By John Lunt, President, Lunt Capital Management, Inc.
I was recently part of a conversation with a group investment industry professionals. The discussion was wide-ranging, covering industry trends, fee compression, and the performance of various investment strategies.
The conversation was spirited, with multiple points of view and strong opinions. In the midst of the conversation, someone made the comment, “I would not want to be in the hedge fund industry right now.” Everyone in our discussion seemed to agree. What a stark contrast from 10 years ago, when everyone wanted to be in the hedge fund industry!
Mark Twain once made the comment, “The reports of my death are greatly exaggerated.” I believe this comment applies to the hedge fund industry. Investors will always pay for skill and talent, of which there is an abundance in the hedge fund industry. However, there is a meaningful portion of the hedge fund industry that has died over the past decade at the hands of ETFs and ETF strategies. The reasons behind this titanic shift towards ETFs is worth exploring, and it provides context for the passive vs. active management debate.
The term “hedge fund” is one of the great misnomers in the investment world. While some hedge funds actually hedge, there are many that do not. The term “hedge fund” gives little insight into the strategy or investments associated with the fund—in reality, the thing that hedge funds have most in common is a fee structure. Hedge fund fees vary, but hedge funds are stereotypically known for a “2 & 20” fee structure—a 2% management fee and a 20% performance fee. In addition, many hedge funds avoid providing transparency to their investors and will only provide liquidity on a set schedule—monthly, quarterly, or annually. They may have the discretion to put up a “gate” that limits this liquidity. Hedge funds typically require high minimum investments, making them exclusive to institutions or high net worth investors.
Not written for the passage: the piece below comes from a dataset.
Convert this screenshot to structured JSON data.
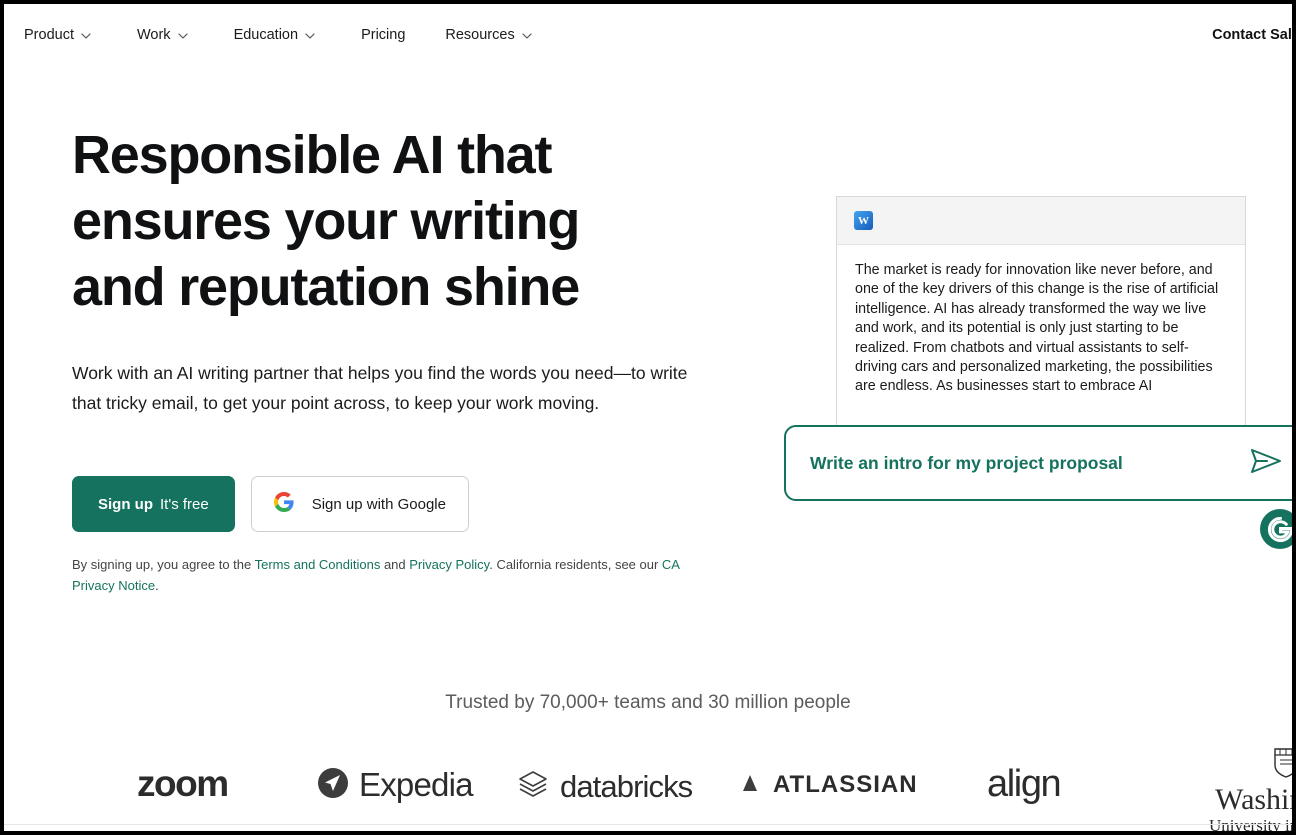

Why would many smart, sophisticated investors pay these high fees and agree to the accompanying restrictive terms? The answer in one word is access. Investors would pay “2 & 20” to gain access to additional asset classes or sub-categories of investments (exotic beta) or they would pay to gain access to unique strategies that enhance the risk/return profile of their portfolios. Investors would pay for access to hedge funds that offered valuable attributes, such as lower volatility, lower correlation, downside protection, or that generated outperformance.